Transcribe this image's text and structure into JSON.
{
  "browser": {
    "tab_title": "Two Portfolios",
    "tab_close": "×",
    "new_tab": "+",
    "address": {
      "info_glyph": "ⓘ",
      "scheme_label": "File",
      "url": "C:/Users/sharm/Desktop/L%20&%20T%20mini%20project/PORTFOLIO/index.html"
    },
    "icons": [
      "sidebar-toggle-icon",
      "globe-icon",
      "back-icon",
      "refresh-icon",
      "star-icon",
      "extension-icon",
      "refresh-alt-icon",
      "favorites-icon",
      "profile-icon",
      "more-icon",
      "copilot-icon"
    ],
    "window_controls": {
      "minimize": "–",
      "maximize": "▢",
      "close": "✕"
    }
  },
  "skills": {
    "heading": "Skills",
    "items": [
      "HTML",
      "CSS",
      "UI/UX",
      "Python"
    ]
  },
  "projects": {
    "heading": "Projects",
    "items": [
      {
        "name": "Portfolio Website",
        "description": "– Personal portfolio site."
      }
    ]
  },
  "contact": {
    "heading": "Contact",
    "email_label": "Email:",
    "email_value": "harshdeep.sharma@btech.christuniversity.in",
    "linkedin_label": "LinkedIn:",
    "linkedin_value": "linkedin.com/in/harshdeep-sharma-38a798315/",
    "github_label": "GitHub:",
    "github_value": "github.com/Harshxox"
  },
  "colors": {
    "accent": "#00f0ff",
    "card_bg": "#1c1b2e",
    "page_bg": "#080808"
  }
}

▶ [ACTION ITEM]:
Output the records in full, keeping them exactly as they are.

▶ [RESPONSE]:
Transcribe this image's text and structure into JSON.
{
  "browser": {
    "tab_title": "Two Portfolios",
    "tab_close": "×",
    "new_tab": "+",
    "address": {
      "info_glyph": "ⓘ",
      "scheme_label": "File",
      "url": "C:/Users/sharm/Desktop/L%20&%20T%20mini%20project/PORTFOLIO/index.html"
    },
    "icons": [
      "sidebar-toggle-icon",
      "globe-icon",
      "back-icon",
      "refresh-icon",
      "star-icon",
      "extension-icon",
      "refresh-alt-icon",
      "favorites-icon",
      "profile-icon",
      "more-icon",
      "copilot-icon"
    ],
    "window_controls": {
      "minimize": "–",
      "maximize": "▢",
      "close": "✕"
    }
  },
  "skills": {
    "heading": "Skills",
    "items": [
      "HTML",
      "CSS",
      "UI/UX",
      "Python"
    ]
  },
  "projects": {
    "heading": "Projects",
    "items": [
      {
        "name": "Portfolio Website",
        "description": "– Personal portfolio site."
      }
    ]
  },
  "contact": {
    "heading": "Contact",
    "email_label": "Email:",
    "email_value": "harshdeep.sharma@btech.christuniversity.in",
    "linkedin_label": "LinkedIn:",
    "linkedin_value": "linkedin.com/in/harshdeep-sharma-38a798315/",
    "github_label": "GitHub:",
    "github_value": "github.com/Harshxox"
  },
  "colors": {
    "accent": "#00f0ff",
    "card_bg": "#1c1b2e",
    "page_bg": "#080808"
  }
}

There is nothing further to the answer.